Drivers have to be sure that they are driving in a safe manner. This helps to keep them and other people on the roadway safe. Some drivers choose not to follow basic safety rules. These drivers can cause accidents that lead to serious injuries or death.
When driving in an extremely unsafe manner, it is possible that a law enforcement officer will stop the driver for reckless driving. This is a serious matter in Virginia. Here are some points to remember about this type of dangerous driving:
Definition of reckless driving
Reckless driving isn't one single action. Instead, there are several behaviors that can lead to a reckless driving charge. You should know that reckless driving is more than merely a traffic ticket. It is a criminal charge that is classified as either a felony or a misdemeanor, depending on the circumstances of the case.
Virginia law notes that driving at a speed of more than 80 miles per hour or driving more than 20 miles per hour over the posted speed limit are both reckless driving charges. Passing a school bus or emergency vehicle, passing two vehicles that are abreast, passing at the crest of a hill and passing on a railroad crossing all fall under this category.

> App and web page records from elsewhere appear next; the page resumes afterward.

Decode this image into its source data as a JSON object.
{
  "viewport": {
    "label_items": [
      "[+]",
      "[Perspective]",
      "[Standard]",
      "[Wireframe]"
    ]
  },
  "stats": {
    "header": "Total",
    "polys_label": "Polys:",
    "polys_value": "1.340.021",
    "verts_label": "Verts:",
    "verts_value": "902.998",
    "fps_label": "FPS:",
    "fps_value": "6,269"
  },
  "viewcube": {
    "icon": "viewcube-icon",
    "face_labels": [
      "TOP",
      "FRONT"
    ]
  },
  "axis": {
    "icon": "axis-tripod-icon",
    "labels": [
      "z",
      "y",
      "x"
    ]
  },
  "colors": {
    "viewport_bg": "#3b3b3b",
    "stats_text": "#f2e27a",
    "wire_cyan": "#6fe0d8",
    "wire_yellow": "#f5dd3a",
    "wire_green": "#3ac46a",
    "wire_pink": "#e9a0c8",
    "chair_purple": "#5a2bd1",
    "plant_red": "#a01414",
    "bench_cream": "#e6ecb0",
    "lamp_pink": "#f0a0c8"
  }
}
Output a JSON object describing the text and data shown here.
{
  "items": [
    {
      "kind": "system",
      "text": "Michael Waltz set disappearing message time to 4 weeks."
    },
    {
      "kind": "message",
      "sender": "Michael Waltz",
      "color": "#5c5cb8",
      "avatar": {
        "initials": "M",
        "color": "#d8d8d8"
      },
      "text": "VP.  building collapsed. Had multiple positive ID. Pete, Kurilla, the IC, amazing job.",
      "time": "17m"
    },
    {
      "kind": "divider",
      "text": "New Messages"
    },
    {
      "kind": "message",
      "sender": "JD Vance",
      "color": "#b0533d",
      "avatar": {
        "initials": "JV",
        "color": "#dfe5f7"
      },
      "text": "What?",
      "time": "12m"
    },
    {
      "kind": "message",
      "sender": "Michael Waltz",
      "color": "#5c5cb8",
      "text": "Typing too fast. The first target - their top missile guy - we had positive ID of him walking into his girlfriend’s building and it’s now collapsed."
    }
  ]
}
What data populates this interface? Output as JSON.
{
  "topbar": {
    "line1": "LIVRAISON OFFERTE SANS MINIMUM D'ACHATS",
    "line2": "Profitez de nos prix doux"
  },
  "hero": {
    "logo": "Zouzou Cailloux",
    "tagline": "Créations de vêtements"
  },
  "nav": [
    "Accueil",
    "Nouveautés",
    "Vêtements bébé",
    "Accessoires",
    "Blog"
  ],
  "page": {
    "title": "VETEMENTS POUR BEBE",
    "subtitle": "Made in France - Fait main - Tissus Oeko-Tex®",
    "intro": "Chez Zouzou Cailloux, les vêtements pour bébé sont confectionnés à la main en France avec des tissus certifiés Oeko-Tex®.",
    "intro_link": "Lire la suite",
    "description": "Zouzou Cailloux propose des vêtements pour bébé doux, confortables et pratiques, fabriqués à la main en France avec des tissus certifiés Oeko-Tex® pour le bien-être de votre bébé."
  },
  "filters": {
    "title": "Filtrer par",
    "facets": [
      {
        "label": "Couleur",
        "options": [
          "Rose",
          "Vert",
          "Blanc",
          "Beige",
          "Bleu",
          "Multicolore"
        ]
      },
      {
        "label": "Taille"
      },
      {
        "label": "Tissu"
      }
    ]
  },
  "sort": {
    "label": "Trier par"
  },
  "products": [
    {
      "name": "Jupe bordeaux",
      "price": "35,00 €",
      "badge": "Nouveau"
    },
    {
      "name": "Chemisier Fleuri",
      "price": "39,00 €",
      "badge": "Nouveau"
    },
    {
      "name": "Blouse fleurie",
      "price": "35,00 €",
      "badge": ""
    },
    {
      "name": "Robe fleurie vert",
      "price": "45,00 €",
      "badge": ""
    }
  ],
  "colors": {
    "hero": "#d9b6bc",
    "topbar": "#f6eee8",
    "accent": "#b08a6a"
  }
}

You can also face reckless driving charges if you drive too fast for the conditions, have faulty brakes or improper control, fail to give a proper signal, drive two vehicles abreast or drive with an obstructed view. These charges can occur on a roadway or if you are driving in a reckless manner in a parking lot.
Reckless driving and demerit points
You are assessed demerit points for reckless driving. These points are added to your driving record whether the incident occurs in Virginia or in another state. In almost every case, the points remain on your record for 11 years. Every reckless driving conviction adds six demerit points to your license, which is the same as drunk driving and manslaughter charges.
You must take a reckless driving charge seriously. These charges don't impact only your driving record. They impact your criminal record since you will face either a felony or misdemeanor. Since these are criminal matters, you do have the right to present a defense against the charge. Make sure that you work on this early so that you aren't trying to throw a defense together at the last minute.